House remediation

Last fall, Hurricane Florence pounded Robeson County, North Carolina. The rain and storm surge devastated homes and businesses. In the aftermath, residents had to deal with mold and other dangerous conditions.

But a growing number of people there now know how to safely clean up their homes. They learned through the National Institute of Environmental Health Sciences “Worker Training Program.”

Industrial hygienist Sharon Beard, a staffer with the program, says if people do not know how to protect themselves, they may put themselves in danger. For example, they might not realize …

Beard: “… you know, I’m not supposed to really open up the refrigerators that have been sitting there for a month because they have all that stuff that’s been rotting in those refrigerators. And going into homes that are structurally unsound becomes problematic, because anything can happen in those particular environments.”

Not everyone in a hurricane-prone area will be able to take a class, so the institute also provides community tools and booklets online.

The information is especially critical as climate change brings more extreme weather.

Beard: “In order for communities to be resilient, they have to understand the hazards.”

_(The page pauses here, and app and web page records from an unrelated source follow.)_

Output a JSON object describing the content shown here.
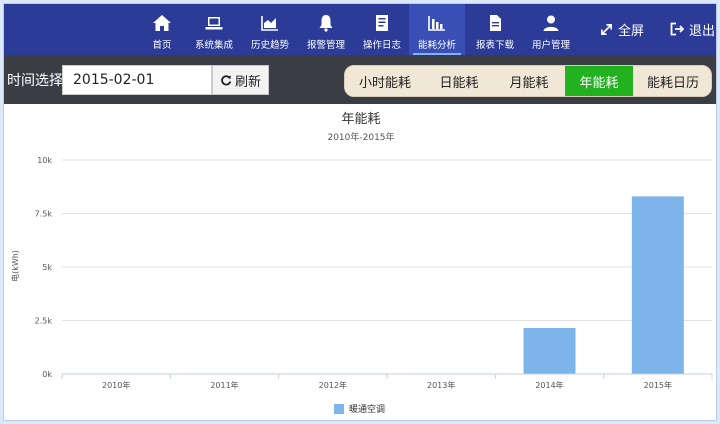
{
  "nav": {
    "items": [
      {
        "label": "首页",
        "icon": "home-icon"
      },
      {
        "label": "系统集成",
        "icon": "laptop-icon"
      },
      {
        "label": "历史趋势",
        "icon": "area-chart-icon"
      },
      {
        "label": "报警管理",
        "icon": "bell-icon"
      },
      {
        "label": "操作日志",
        "icon": "logbook-icon"
      },
      {
        "label": "能耗分析",
        "icon": "bar-chart-icon"
      },
      {
        "label": "报表下载",
        "icon": "document-icon"
      },
      {
        "label": "用户管理",
        "icon": "user-icon"
      }
    ],
    "active": "能耗分析",
    "fullscreen_label": "全屏",
    "logout_label": "退出"
  },
  "toolbar": {
    "time_label": "时间选择:",
    "date_value": "2015-02-01",
    "refresh_label": "刷新",
    "tabs": [
      "小时能耗",
      "日能耗",
      "月能耗",
      "年能耗",
      "能耗日历"
    ],
    "active_tab": "年能耗"
  },
  "colors": {
    "nav_bg": "#2b3b97",
    "toolbar_bg": "#3a3d44",
    "active_tab": "#23b21f",
    "bar": "#7db4ea"
  },
  "chart_data": {
    "type": "bar",
    "title": "年能耗",
    "subtitle": "2010年-2015年",
    "ylabel": "电(kWh)",
    "categories": [
      "2010年",
      "2011年",
      "2012年",
      "2013年",
      "2014年",
      "2015年"
    ],
    "series": [
      {
        "name": "暖通空调",
        "values": [
          0,
          0,
          0,
          0,
          2150,
          8300
        ]
      }
    ],
    "ylim": [
      0,
      10000
    ],
    "yticks": [
      0,
      2500,
      5000,
      7500,
      10000
    ],
    "ytick_labels": [
      "0k",
      "2.5k",
      "5k",
      "7.5k",
      "10k"
    ],
    "grid": true,
    "legend": "bottom-center"
  }
}
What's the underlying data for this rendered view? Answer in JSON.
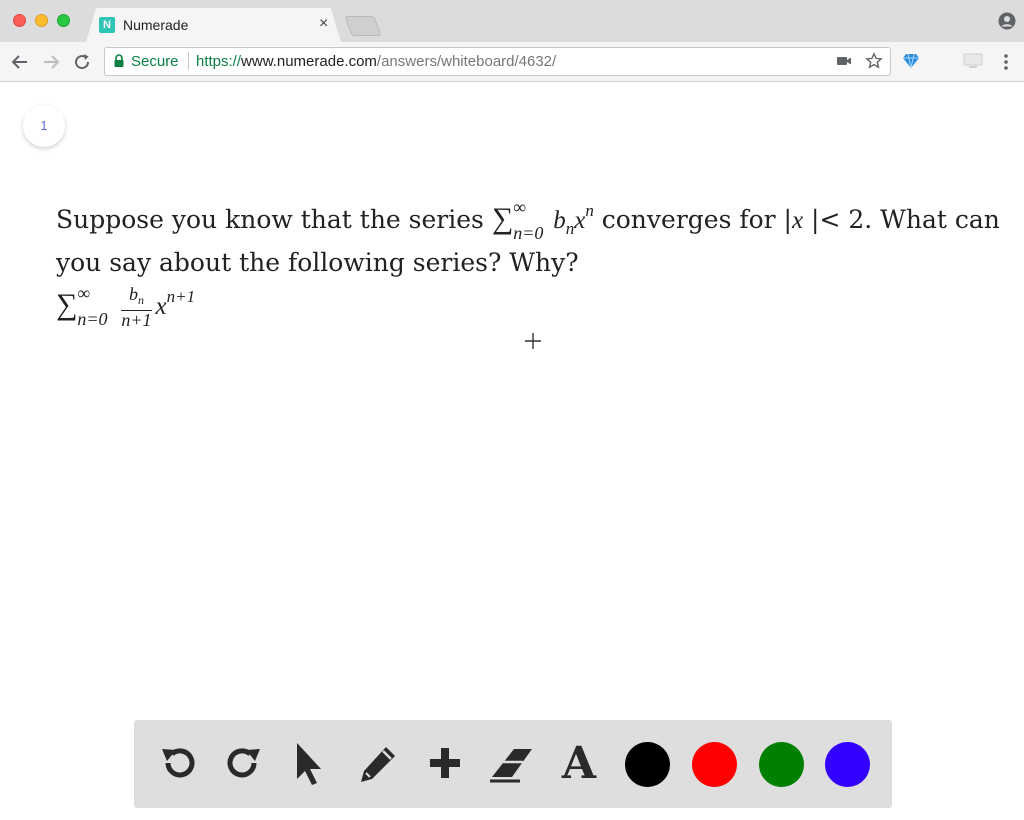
{
  "browser": {
    "tab_title": "Numerade",
    "tab_favicon_letter": "N",
    "tab_close": "×",
    "secure_label": "Secure",
    "url_scheme": "https://",
    "url_host": "www.numerade.com",
    "url_path": "/answers/whiteboard/4632/"
  },
  "whiteboard": {
    "page_number": "1",
    "question": {
      "line1_prefix": "Suppose you know that the series ",
      "sum_symbol": "∑",
      "sum_upper": "∞",
      "sum_lower": "n=0",
      "term1_base": "b",
      "term1_sub": "n",
      "term1_var": "x",
      "term1_sup": "n",
      "line1_mid": " converges for |",
      "abs_var": "x",
      "line1_suffix": " |< 2. What can",
      "line2": "you say about the following series? Why?",
      "frac_num_base": "b",
      "frac_num_sub": "n",
      "frac_den": "n+1",
      "term2_var": "x",
      "term2_sup": "n+1"
    }
  },
  "tools": {
    "items": [
      "undo-icon",
      "redo-icon",
      "pointer-icon",
      "pencil-icon",
      "plus-icon",
      "eraser-icon",
      "text-icon"
    ],
    "text_tool_glyph": "A",
    "colors": [
      "#000000",
      "#ff0000",
      "#008000",
      "#3300ff"
    ]
  }
}
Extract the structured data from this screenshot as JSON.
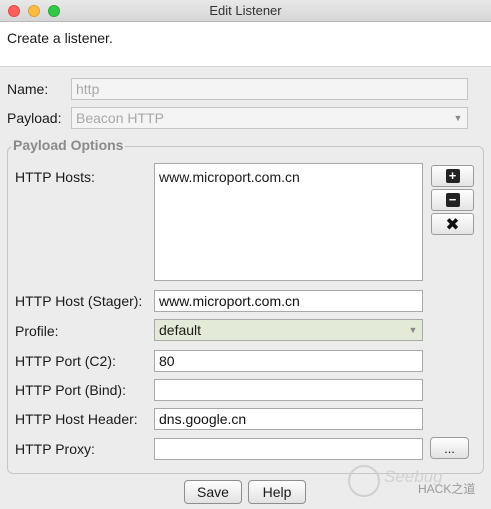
{
  "window": {
    "title": "Edit Listener"
  },
  "header": {
    "description": "Create a listener."
  },
  "form": {
    "name_label": "Name:",
    "name_value": "http",
    "payload_label": "Payload:",
    "payload_value": "Beacon HTTP"
  },
  "payload_options": {
    "title": "Payload Options",
    "hosts_label": "HTTP Hosts:",
    "hosts": [
      "www.microport.com.cn"
    ],
    "host_stager_label": "HTTP Host (Stager):",
    "host_stager_value": "www.microport.com.cn",
    "profile_label": "Profile:",
    "profile_value": "default",
    "port_c2_label": "HTTP Port (C2):",
    "port_c2_value": "80",
    "port_bind_label": "HTTP Port (Bind):",
    "port_bind_value": "",
    "host_header_label": "HTTP Host Header:",
    "host_header_value": "dns.google.cn",
    "proxy_label": "HTTP Proxy:",
    "proxy_value": "",
    "proxy_button_label": "...",
    "add_symbol": "+",
    "remove_symbol": "−",
    "clear_symbol": "✖"
  },
  "buttons": {
    "save": "Save",
    "help": "Help"
  },
  "watermark": {
    "brand": "Seebug",
    "text": "HACK之道"
  },
  "icons": {
    "add": "plus-icon",
    "remove": "minus-icon",
    "clear": "x-icon"
  }
}
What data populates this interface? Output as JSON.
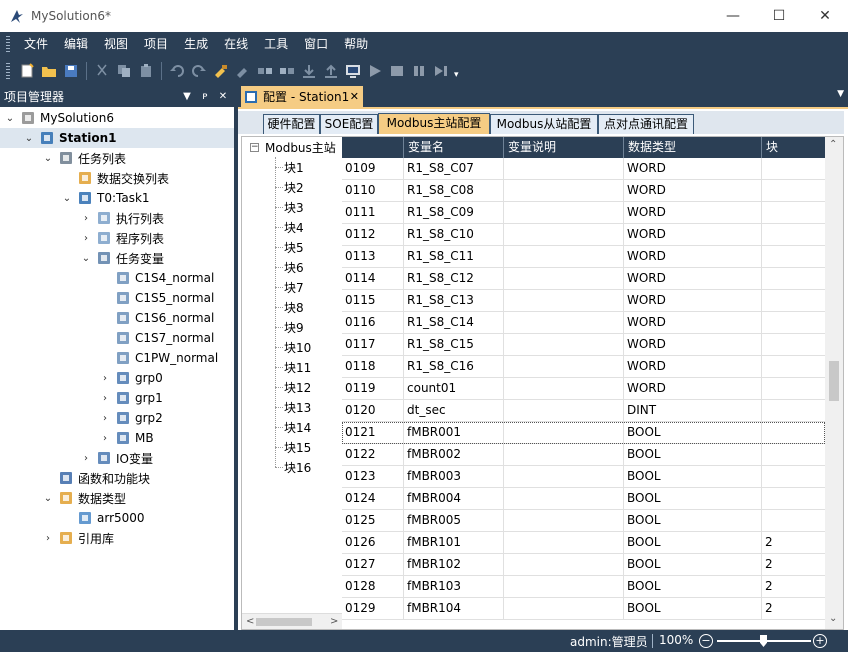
{
  "window": {
    "title": "MySolution6*",
    "minimize": "—",
    "maximize": "☐",
    "close": "✕"
  },
  "menu": [
    "文件",
    "编辑",
    "视图",
    "项目",
    "生成",
    "在线",
    "工具",
    "窗口",
    "帮助"
  ],
  "left_panel": {
    "title": "项目管理器",
    "tree": [
      {
        "label": "MySolution6",
        "depth": 0,
        "chevron": "v",
        "icon": "solution-icon"
      },
      {
        "label": "Station1",
        "depth": 1,
        "chevron": "v",
        "icon": "station-icon",
        "bold": true,
        "selected": true
      },
      {
        "label": "任务列表",
        "depth": 2,
        "chevron": "v",
        "icon": "task-list-icon"
      },
      {
        "label": "数据交换列表",
        "depth": 3,
        "chevron": "",
        "icon": "exchange-icon"
      },
      {
        "label": "T0:Task1",
        "depth": 3,
        "chevron": "v",
        "icon": "checked-task-icon"
      },
      {
        "label": "执行列表",
        "depth": 4,
        "chevron": ">",
        "icon": "grid-icon"
      },
      {
        "label": "程序列表",
        "depth": 4,
        "chevron": ">",
        "icon": "program-icon"
      },
      {
        "label": "任务变量",
        "depth": 4,
        "chevron": "v",
        "icon": "variable-icon"
      },
      {
        "label": "C1S4_normal",
        "depth": 5,
        "chevron": "",
        "icon": "var-item-icon"
      },
      {
        "label": "C1S5_normal",
        "depth": 5,
        "chevron": "",
        "icon": "var-item-icon"
      },
      {
        "label": "C1S6_normal",
        "depth": 5,
        "chevron": "",
        "icon": "var-item-icon"
      },
      {
        "label": "C1S7_normal",
        "depth": 5,
        "chevron": "",
        "icon": "var-item-icon"
      },
      {
        "label": "C1PW_normal",
        "depth": 5,
        "chevron": "",
        "icon": "var-item-icon"
      },
      {
        "label": "grp0",
        "depth": 5,
        "chevron": ">",
        "icon": "group-icon"
      },
      {
        "label": "grp1",
        "depth": 5,
        "chevron": ">",
        "icon": "group-icon"
      },
      {
        "label": "grp2",
        "depth": 5,
        "chevron": ">",
        "icon": "group-icon"
      },
      {
        "label": "MB",
        "depth": 5,
        "chevron": ">",
        "icon": "group-icon"
      },
      {
        "label": "IO变量",
        "depth": 4,
        "chevron": ">",
        "icon": "io-icon"
      },
      {
        "label": "函数和功能块",
        "depth": 2,
        "chevron": "",
        "icon": "function-icon"
      },
      {
        "label": "数据类型",
        "depth": 2,
        "chevron": "v",
        "icon": "datatype-icon"
      },
      {
        "label": "arr5000",
        "depth": 3,
        "chevron": "",
        "icon": "array-icon"
      },
      {
        "label": "引用库",
        "depth": 2,
        "chevron": ">",
        "icon": "library-icon"
      }
    ]
  },
  "doc_tab": {
    "label": "配置 - Station1",
    "close": "✕"
  },
  "config_tabs": [
    {
      "label": "硬件配置",
      "active": false
    },
    {
      "label": "SOE配置",
      "active": false
    },
    {
      "label": "Modbus主站配置",
      "active": true
    },
    {
      "label": "Modbus从站配置",
      "active": false
    },
    {
      "label": "点对点通讯配置",
      "active": false
    }
  ],
  "block_tree": {
    "root": "Modbus主站",
    "toggle": "−",
    "items": [
      "块1",
      "块2",
      "块3",
      "块4",
      "块5",
      "块6",
      "块7",
      "块8",
      "块9",
      "块10",
      "块11",
      "块12",
      "块13",
      "块14",
      "块15",
      "块16"
    ]
  },
  "grid": {
    "columns": [
      "",
      "变量名",
      "变量说明",
      "数据类型",
      "块"
    ],
    "rows": [
      [
        "0109",
        "R1_S8_C07",
        "",
        "WORD",
        ""
      ],
      [
        "0110",
        "R1_S8_C08",
        "",
        "WORD",
        ""
      ],
      [
        "0111",
        "R1_S8_C09",
        "",
        "WORD",
        ""
      ],
      [
        "0112",
        "R1_S8_C10",
        "",
        "WORD",
        ""
      ],
      [
        "0113",
        "R1_S8_C11",
        "",
        "WORD",
        ""
      ],
      [
        "0114",
        "R1_S8_C12",
        "",
        "WORD",
        ""
      ],
      [
        "0115",
        "R1_S8_C13",
        "",
        "WORD",
        ""
      ],
      [
        "0116",
        "R1_S8_C14",
        "",
        "WORD",
        ""
      ],
      [
        "0117",
        "R1_S8_C15",
        "",
        "WORD",
        ""
      ],
      [
        "0118",
        "R1_S8_C16",
        "",
        "WORD",
        ""
      ],
      [
        "0119",
        "count01",
        "",
        "WORD",
        ""
      ],
      [
        "0120",
        "dt_sec",
        "",
        "DINT",
        ""
      ],
      [
        "0121",
        "fMBR001",
        "",
        "BOOL",
        ""
      ],
      [
        "0122",
        "fMBR002",
        "",
        "BOOL",
        ""
      ],
      [
        "0123",
        "fMBR003",
        "",
        "BOOL",
        ""
      ],
      [
        "0124",
        "fMBR004",
        "",
        "BOOL",
        ""
      ],
      [
        "0125",
        "fMBR005",
        "",
        "BOOL",
        ""
      ],
      [
        "0126",
        "fMBR101",
        "",
        "BOOL",
        "2"
      ],
      [
        "0127",
        "fMBR102",
        "",
        "BOOL",
        "2"
      ],
      [
        "0128",
        "fMBR103",
        "",
        "BOOL",
        "2"
      ],
      [
        "0129",
        "fMBR104",
        "",
        "BOOL",
        "2"
      ]
    ],
    "focused_row": 12
  },
  "status": {
    "user": "admin:管理员",
    "zoom": "100%",
    "zoom_level_percent": 100
  },
  "colors": {
    "chrome": "#2b3f55",
    "accent": "#f5cc84",
    "selection": "#dde6ef"
  }
}
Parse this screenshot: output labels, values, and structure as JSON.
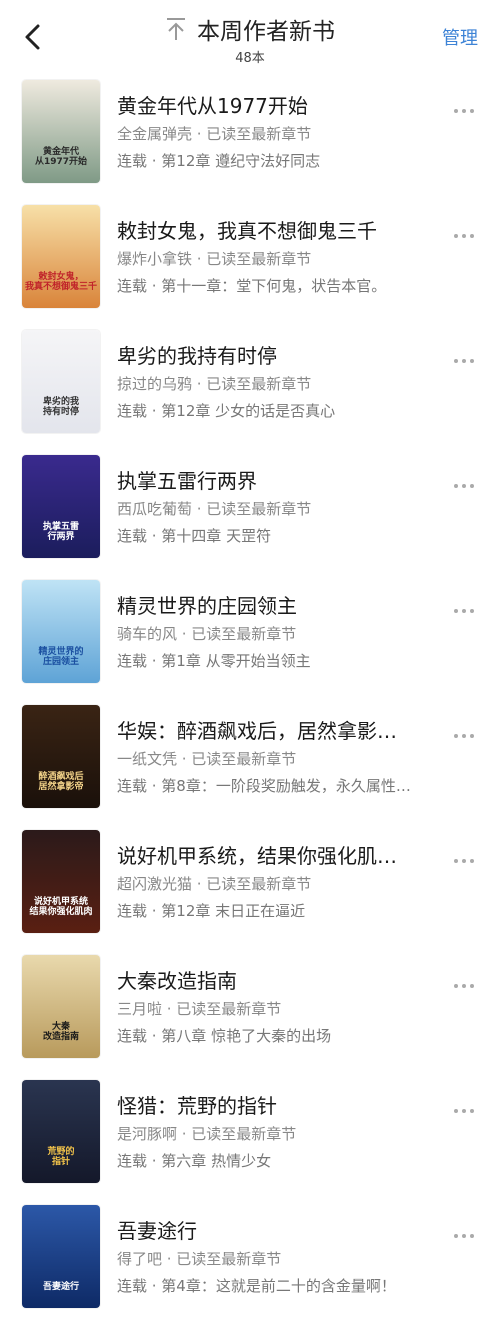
{
  "header": {
    "title": "本周作者新书",
    "count": "48本",
    "manage_label": "管理"
  },
  "books": [
    {
      "title": "黄金年代从1977开始",
      "meta": "全金属弹壳 · 已读至最新章节",
      "chapter": "连载 · 第12章 遵纪守法好同志",
      "cover_text": "黄金年代\n从1977开始",
      "cover_colors": [
        "#efeadf",
        "#7f9a86"
      ],
      "text_color": "#2a2a2a"
    },
    {
      "title": "敕封女鬼，我真不想御鬼三千",
      "meta": "爆炸小拿铁 · 已读至最新章节",
      "chapter": "连载 · 第十一章：堂下何鬼，状告本官。",
      "cover_text": "敕封女鬼，\n我真不想御鬼三千",
      "cover_colors": [
        "#f7e0a8",
        "#d9843a"
      ],
      "text_color": "#c0232a"
    },
    {
      "title": "卑劣的我持有时停",
      "meta": "掠过的乌鸦 · 已读至最新章节",
      "chapter": "连载 · 第12章 少女的话是否真心",
      "cover_text": "卑劣的我\n持有时停",
      "cover_colors": [
        "#f5f5f7",
        "#e3e5ec"
      ],
      "text_color": "#333333"
    },
    {
      "title": "执掌五雷行两界",
      "meta": "西瓜吃葡萄 · 已读至最新章节",
      "chapter": "连载 · 第十四章 天罡符",
      "cover_text": "执掌五雷\n行两界",
      "cover_colors": [
        "#3a2a8e",
        "#1b1d5c"
      ],
      "text_color": "#ffffff"
    },
    {
      "title": "精灵世界的庄园领主",
      "meta": "骑车的风 · 已读至最新章节",
      "chapter": "连载 · 第1章 从零开始当领主",
      "cover_text": "精灵世界的\n庄园领主",
      "cover_colors": [
        "#bfe3f5",
        "#5ea3d6"
      ],
      "text_color": "#1a4fa0"
    },
    {
      "title": "华娱：醉酒飙戏后，居然拿影…",
      "meta": "一纸文凭 · 已读至最新章节",
      "chapter": "连载 · 第8章：一阶段奖励触发，永久属性…",
      "cover_text": "醉酒飙戏后\n居然拿影帝",
      "cover_colors": [
        "#3a2414",
        "#1a100a"
      ],
      "text_color": "#f3d38a"
    },
    {
      "title": "说好机甲系统，结果你强化肌…",
      "meta": "超闪激光猫 · 已读至最新章节",
      "chapter": "连载 · 第12章 末日正在逼近",
      "cover_text": "说好机甲系统\n结果你强化肌肉",
      "cover_colors": [
        "#2b1a1a",
        "#5a1f12"
      ],
      "text_color": "#ffffff"
    },
    {
      "title": "大秦改造指南",
      "meta": "三月啦 · 已读至最新章节",
      "chapter": "连载 · 第八章 惊艳了大秦的出场",
      "cover_text": "大秦\n改造指南",
      "cover_colors": [
        "#e9d9ad",
        "#b89a5c"
      ],
      "text_color": "#1a1a1a"
    },
    {
      "title": "怪猎：荒野的指针",
      "meta": "是河豚啊 · 已读至最新章节",
      "chapter": "连载 · 第六章 热情少女",
      "cover_text": "荒野的\n指针",
      "cover_colors": [
        "#2a3550",
        "#14182a"
      ],
      "text_color": "#f2c34a"
    },
    {
      "title": "吾妻途行",
      "meta": "得了吧 · 已读至最新章节",
      "chapter": "连载 · 第4章：这就是前二十的含金量啊！",
      "cover_text": "吾妻途行",
      "cover_colors": [
        "#2c58a8",
        "#0e2a66"
      ],
      "text_color": "#ffffff"
    }
  ]
}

Not just during a storm, but after as well.

Reporting credit: ChavoBart Digital Media.